● **PROVIDED INFORMATION**:
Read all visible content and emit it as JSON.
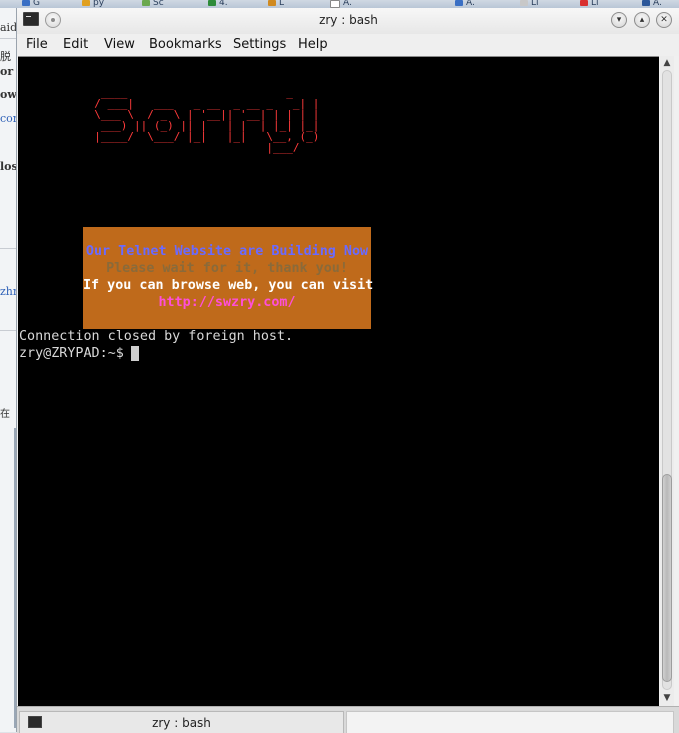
{
  "window": {
    "title": "zry : bash"
  },
  "menubar": {
    "items": [
      "File",
      "Edit",
      "View",
      "Bookmarks",
      "Settings",
      "Help"
    ]
  },
  "terminal": {
    "ascii_art": "   ____                        _ \n  / ___|   ___   _ __  _ __ _   _| |\n  \\___ \\  / _ \\ | '__|| '__| | | | |\n   ___) || (_) || |   | |  | |_| |_|\n  |____/  \\___/ |_|   |_|   \\__, (_)\n                            |___/   ",
    "banner": {
      "line1": "Our Telnet Website are Building Now",
      "line2": "Please wait for it, thank you!",
      "line3": "If you can browse web, you can visit",
      "line4": "http://swzry.com/"
    },
    "banner_colors": {
      "background": "#bf6a1b",
      "line1": "#6a6aff",
      "line2": "#8a6a3a",
      "line3": "#ffffff",
      "line4": "#ff4fd8"
    },
    "ascii_color": "#ff3b3b",
    "closed_message": "Connection closed by foreign host.",
    "prompt": "zry@ZRYPAD:~$ "
  },
  "tabbar": {
    "tab_label": "zry : bash"
  },
  "background": {
    "taskbar_tabs": [
      "G",
      "py",
      "Sc",
      "4.",
      "L",
      "A.",
      "A.",
      "Li",
      "Li",
      "A."
    ],
    "left_fragments": [
      "aid",
      "脱",
      "or",
      "ow",
      "con",
      "los",
      "zhr",
      "在"
    ]
  },
  "icons": {
    "app": "terminal-icon",
    "sticky": "pin-icon",
    "minimize": "chevron-down-icon",
    "maximize": "chevron-up-icon",
    "close": "close-icon",
    "scroll_up": "arrow-up-icon",
    "scroll_down": "arrow-down-icon"
  }
}
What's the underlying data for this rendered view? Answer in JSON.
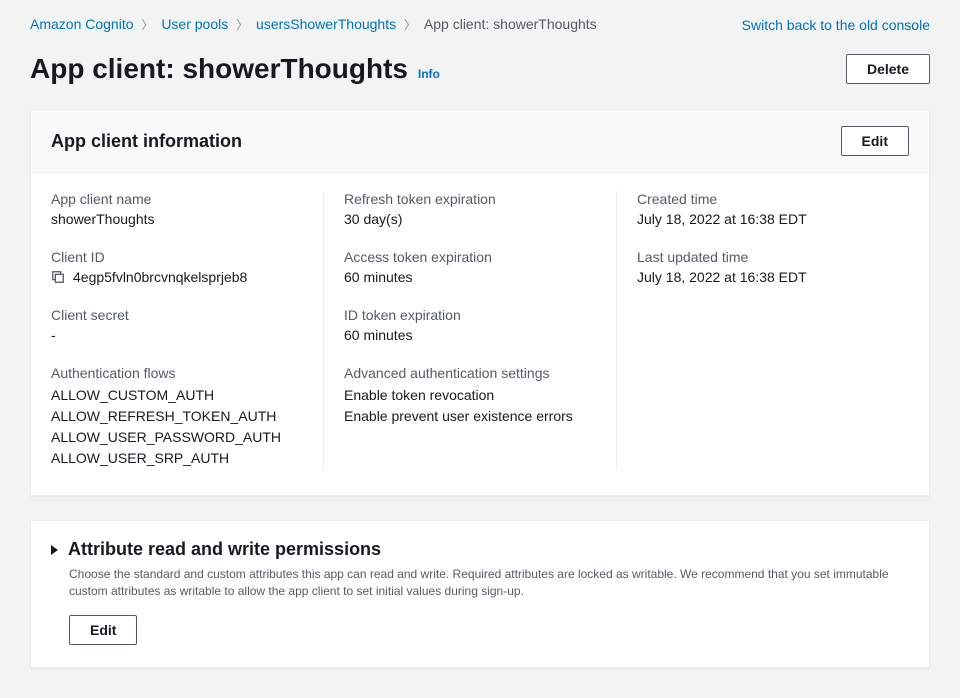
{
  "topbar": {
    "switch_link": "Switch back to the old console"
  },
  "breadcrumbs": {
    "cognito": "Amazon Cognito",
    "userpools": "User pools",
    "pool": "usersShowerThoughts",
    "current": "App client: showerThoughts"
  },
  "title": {
    "h1": "App client: showerThoughts",
    "info": "Info",
    "delete": "Delete"
  },
  "info_panel": {
    "header": "App client information",
    "edit": "Edit",
    "col1": {
      "name_label": "App client name",
      "name_value": "showerThoughts",
      "id_label": "Client ID",
      "id_value": "4egp5fvln0brcvnqkelsprjeb8",
      "secret_label": "Client secret",
      "secret_value": "-",
      "flows_label": "Authentication flows",
      "flows": [
        "ALLOW_CUSTOM_AUTH",
        "ALLOW_REFRESH_TOKEN_AUTH",
        "ALLOW_USER_PASSWORD_AUTH",
        "ALLOW_USER_SRP_AUTH"
      ]
    },
    "col2": {
      "refresh_label": "Refresh token expiration",
      "refresh_value": "30 day(s)",
      "access_label": "Access token expiration",
      "access_value": "60 minutes",
      "idtoken_label": "ID token expiration",
      "idtoken_value": "60 minutes",
      "adv_label": "Advanced authentication settings",
      "adv": [
        "Enable token revocation",
        "Enable prevent user existence errors"
      ]
    },
    "col3": {
      "created_label": "Created time",
      "created_value": "July 18, 2022 at 16:38 EDT",
      "updated_label": "Last updated time",
      "updated_value": "July 18, 2022 at 16:38 EDT"
    }
  },
  "attr_panel": {
    "header": "Attribute read and write permissions",
    "desc": "Choose the standard and custom attributes this app can read and write. Required attributes are locked as writable. We recommend that you set immutable custom attributes as writable to allow the app client to set initial values during sign-up.",
    "edit": "Edit"
  }
}
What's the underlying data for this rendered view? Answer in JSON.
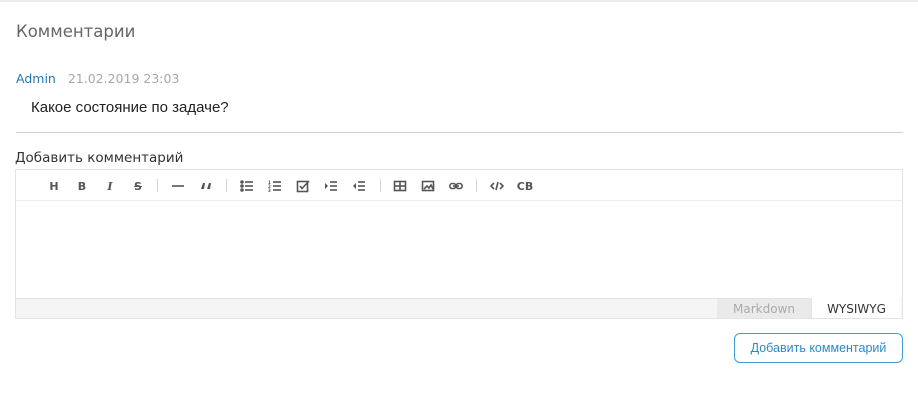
{
  "comments": {
    "title": "Комментарии",
    "items": [
      {
        "author": "Admin",
        "date": "21.02.2019 23:03",
        "text": "Какое состояние по задаче?"
      }
    ]
  },
  "form": {
    "label": "Добавить комментарий",
    "submit_label": "Добавить комментарий"
  },
  "toolbar": {
    "heading": "H",
    "bold": "B",
    "italic": "I",
    "strike": "S",
    "codeblock": "CB",
    "icons": [
      "heading-icon",
      "bold-icon",
      "italic-icon",
      "strike-icon",
      "hr-icon",
      "quote-icon",
      "bullet-list-icon",
      "ordered-list-icon",
      "task-list-icon",
      "indent-icon",
      "outdent-icon",
      "table-icon",
      "image-icon",
      "link-icon",
      "code-icon",
      "codeblock-icon"
    ]
  },
  "editor": {
    "mode_markdown": "Markdown",
    "mode_wysiwyg": "WYSIWYG",
    "active_mode": "WYSIWYG"
  },
  "colors": {
    "link": "#1f79b7",
    "accent": "#3f9cd6"
  }
}
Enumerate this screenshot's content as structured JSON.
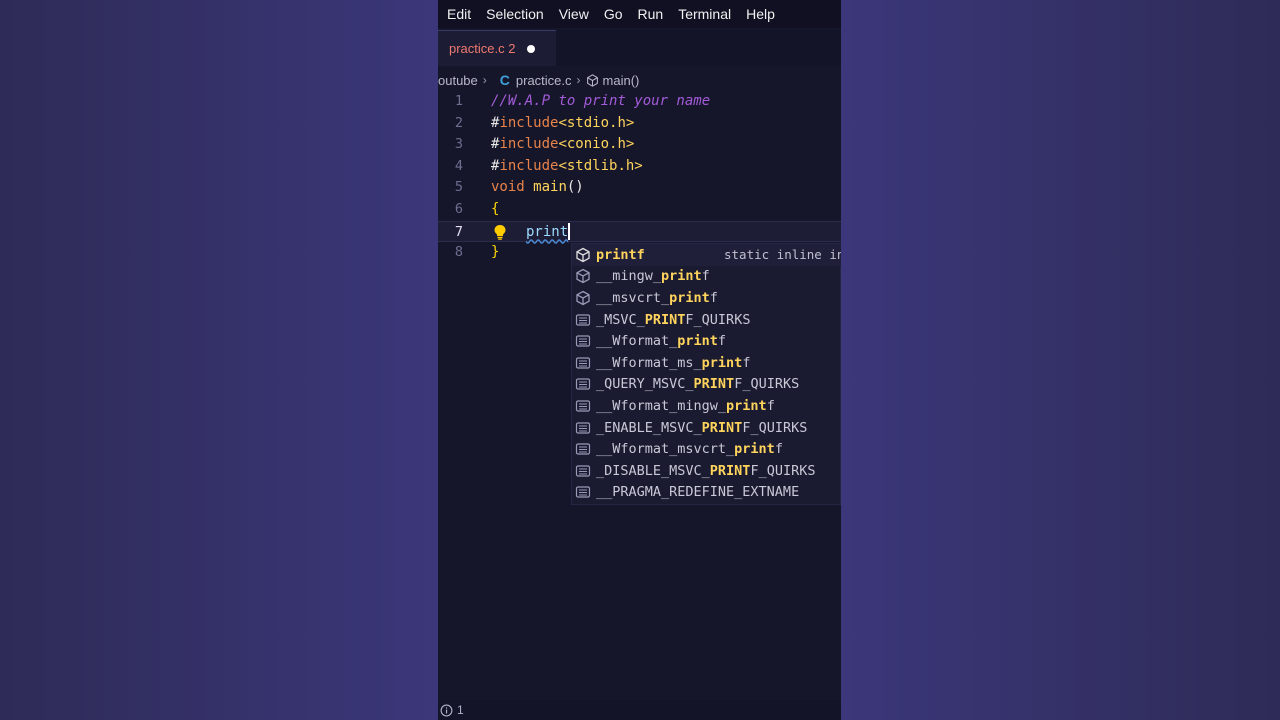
{
  "menu": [
    "Edit",
    "Selection",
    "View",
    "Go",
    "Run",
    "Terminal",
    "Help"
  ],
  "tab": {
    "label": "practice.c 2"
  },
  "breadcrumb": {
    "folder": "outube",
    "c_icon": "C",
    "file": "practice.c",
    "symbol": "main()"
  },
  "code": {
    "line_numbers": [
      "1",
      "2",
      "3",
      "4",
      "5",
      "6",
      "7",
      "8"
    ],
    "comment": "//W.A.P to print your name",
    "hash": "#",
    "include": "include",
    "headers": [
      "<stdio.h>",
      "<conio.h>",
      "<stdlib.h>"
    ],
    "void": "void",
    "main": "main",
    "parens": "()",
    "open_brace": "{",
    "typed": "print",
    "close_brace": "}"
  },
  "suggestions": {
    "items": [
      {
        "pre": "",
        "match": "print",
        "post": "f",
        "kind": "method",
        "full": "printf"
      },
      {
        "pre": "__mingw_",
        "match": "print",
        "post": "f",
        "kind": "method"
      },
      {
        "pre": "__msvcrt_",
        "match": "print",
        "post": "f",
        "kind": "method"
      },
      {
        "pre": "_MSVC_",
        "match": "PRINT",
        "post": "F_QUIRKS",
        "kind": "text"
      },
      {
        "pre": "__Wformat_",
        "match": "print",
        "post": "f",
        "kind": "text"
      },
      {
        "pre": "__Wformat_ms_",
        "match": "print",
        "post": "f",
        "kind": "text"
      },
      {
        "pre": "_QUERY_MSVC_",
        "match": "PRINT",
        "post": "F_QUIRKS",
        "kind": "text"
      },
      {
        "pre": "__Wformat_mingw_",
        "match": "print",
        "post": "f",
        "kind": "text"
      },
      {
        "pre": "_ENABLE_MSVC_",
        "match": "PRINT",
        "post": "F_QUIRKS",
        "kind": "text"
      },
      {
        "pre": "__Wformat_msvcrt_",
        "match": "print",
        "post": "f",
        "kind": "text"
      },
      {
        "pre": "_DISABLE_MSVC_",
        "match": "PRINT",
        "post": "F_QUIRKS",
        "kind": "text"
      },
      {
        "pre": "__PRAGMA_REDEFINE_EXTNAME",
        "match": "",
        "post": "",
        "kind": "text"
      }
    ],
    "detail": "static inline in"
  },
  "status": {
    "info_count": "1"
  },
  "colors": {
    "editor_bg": "#16162b",
    "accent_yellow": "#ffd45c",
    "keyword_orange": "#e8834a",
    "comment_purple": "#a35bd8"
  }
}
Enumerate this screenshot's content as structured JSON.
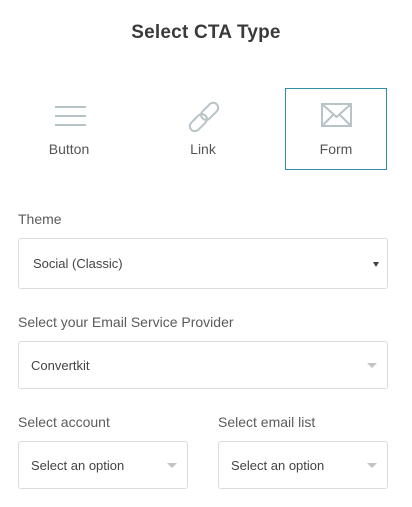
{
  "title": "Select CTA Type",
  "cta_types": [
    {
      "label": "Button",
      "icon": "menu-lines-icon",
      "selected": false
    },
    {
      "label": "Link",
      "icon": "link-icon",
      "selected": false
    },
    {
      "label": "Form",
      "icon": "envelope-icon",
      "selected": true
    }
  ],
  "theme": {
    "label": "Theme",
    "value": "Social (Classic)"
  },
  "esp": {
    "label": "Select your Email Service Provider",
    "value": "Convertkit"
  },
  "account": {
    "label": "Select account",
    "value": "Select an option"
  },
  "email_list": {
    "label": "Select email list",
    "value": "Select an option"
  },
  "colors": {
    "accent": "#2f8ea3",
    "icon": "#b8c3c7"
  }
}
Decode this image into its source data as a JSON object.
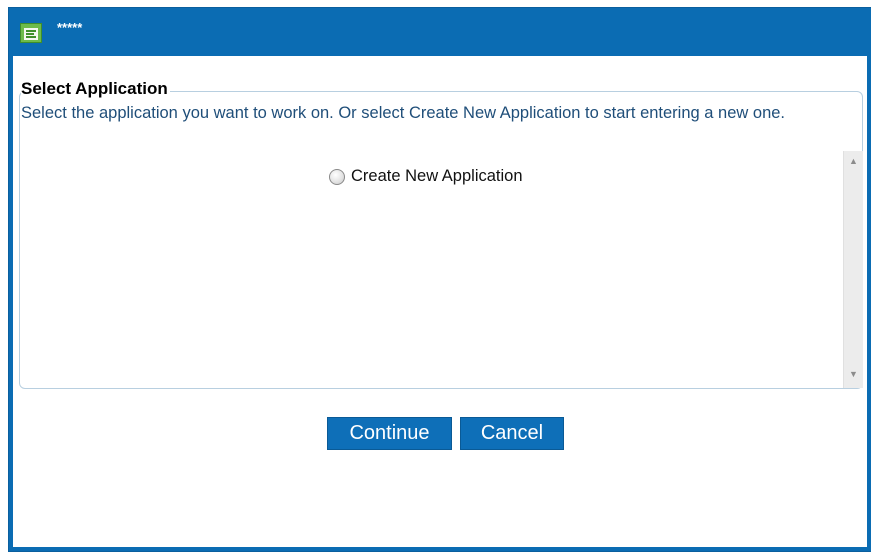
{
  "window": {
    "title": "*****",
    "icon": "form-document-icon",
    "colors": {
      "frame": "#0b6cb3",
      "button": "#0e6fb8",
      "instruction_text": "#1f4e79"
    }
  },
  "select_application": {
    "legend": "Select Application",
    "instructions": "Select the application you want to work on. Or select Create New Application to start entering a new one.",
    "options": [
      {
        "label": "Create New Application",
        "selected": false
      }
    ],
    "scroll_up_icon": "scroll-up-arrow-icon",
    "scroll_down_icon": "scroll-down-arrow-icon"
  },
  "buttons": {
    "continue_label": "Continue",
    "cancel_label": "Cancel"
  }
}
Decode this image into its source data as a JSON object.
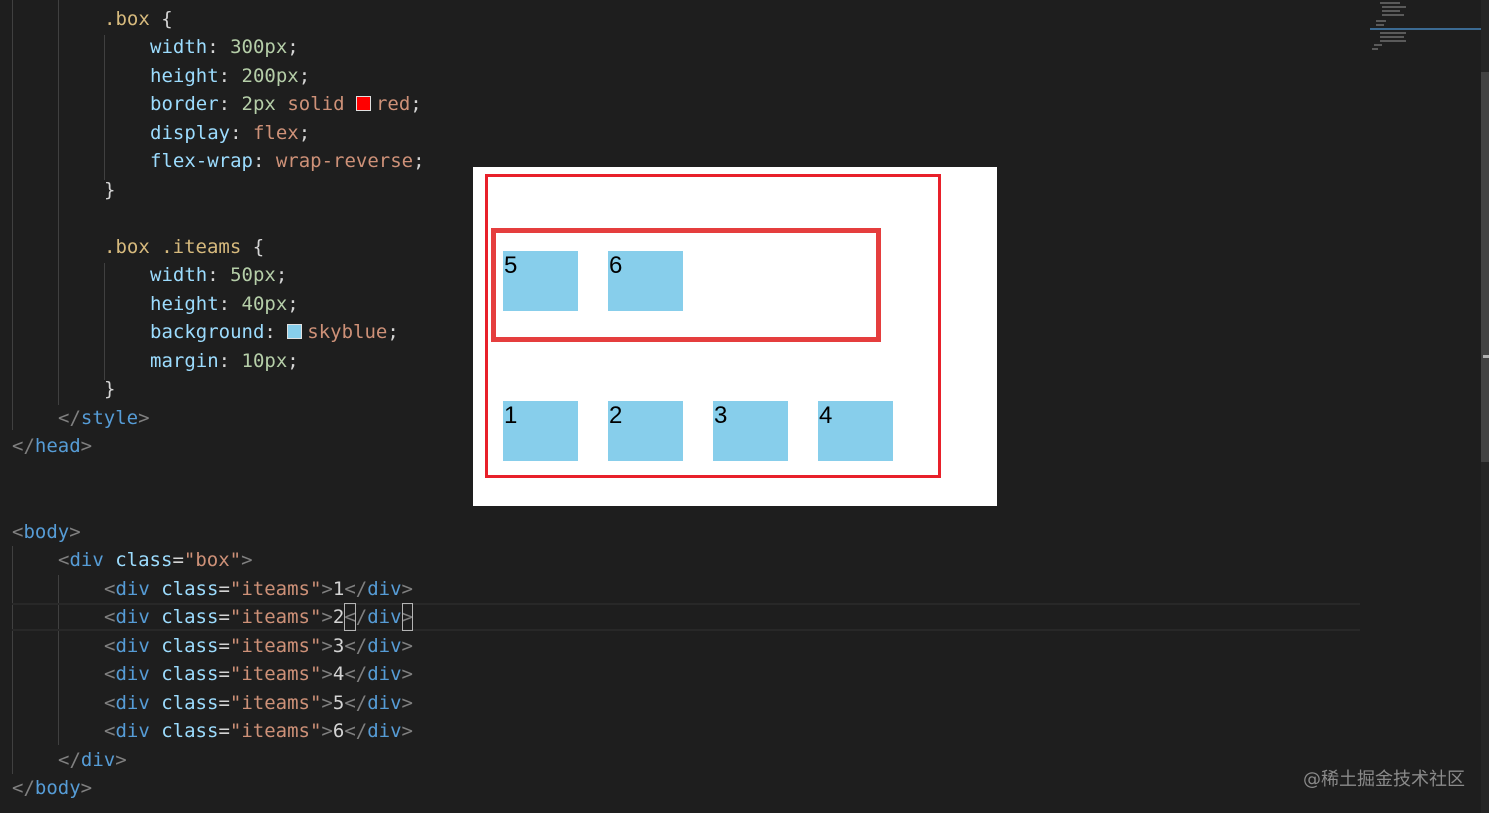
{
  "code": {
    "box_selector": ".box",
    "open_brace": "{",
    "close_brace": "}",
    "semicolon": ";",
    "box_rules": [
      {
        "prop": "width",
        "value": "300px",
        "kind": "num"
      },
      {
        "prop": "height",
        "value": "200px",
        "kind": "num"
      },
      {
        "prop": "border",
        "value_num": "2px",
        "value_kw": "solid",
        "color_name": "red",
        "swatch": "#ff0000"
      },
      {
        "prop": "display",
        "value": "flex",
        "kind": "val"
      },
      {
        "prop": "flex-wrap",
        "value": "wrap-reverse",
        "kind": "val"
      }
    ],
    "item_selector_a": ".box",
    "item_selector_b": ".iteams",
    "item_rules": [
      {
        "prop": "width",
        "value": "50px",
        "kind": "num"
      },
      {
        "prop": "height",
        "value": "40px",
        "kind": "num"
      },
      {
        "prop": "background",
        "color_name": "skyblue",
        "swatch": "#87ceeb"
      },
      {
        "prop": "margin",
        "value": "10px",
        "kind": "num"
      }
    ],
    "style_tag": "style",
    "head_tag": "head",
    "body_tag": "body",
    "div_tag": "div",
    "attr_class": "class",
    "box_class": "\"box\"",
    "item_class": "\"iteams\"",
    "children": [
      "1",
      "2",
      "3",
      "4",
      "5",
      "6"
    ]
  },
  "preview": {
    "items_top_row": [
      "5",
      "6"
    ],
    "items_bottom_row": [
      "1",
      "2",
      "3",
      "4"
    ],
    "border_color": "#e8202a",
    "item_color": "#87ceeb"
  },
  "watermark": "@稀土掘金技术社区"
}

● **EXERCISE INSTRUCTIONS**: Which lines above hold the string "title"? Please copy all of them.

● **EXPECTED OUTPUT**:
    "title": "zry : bash"
  "title": {
    "title": "Комментарии",
  "title": "Select CTA Type",
    "title": "*****",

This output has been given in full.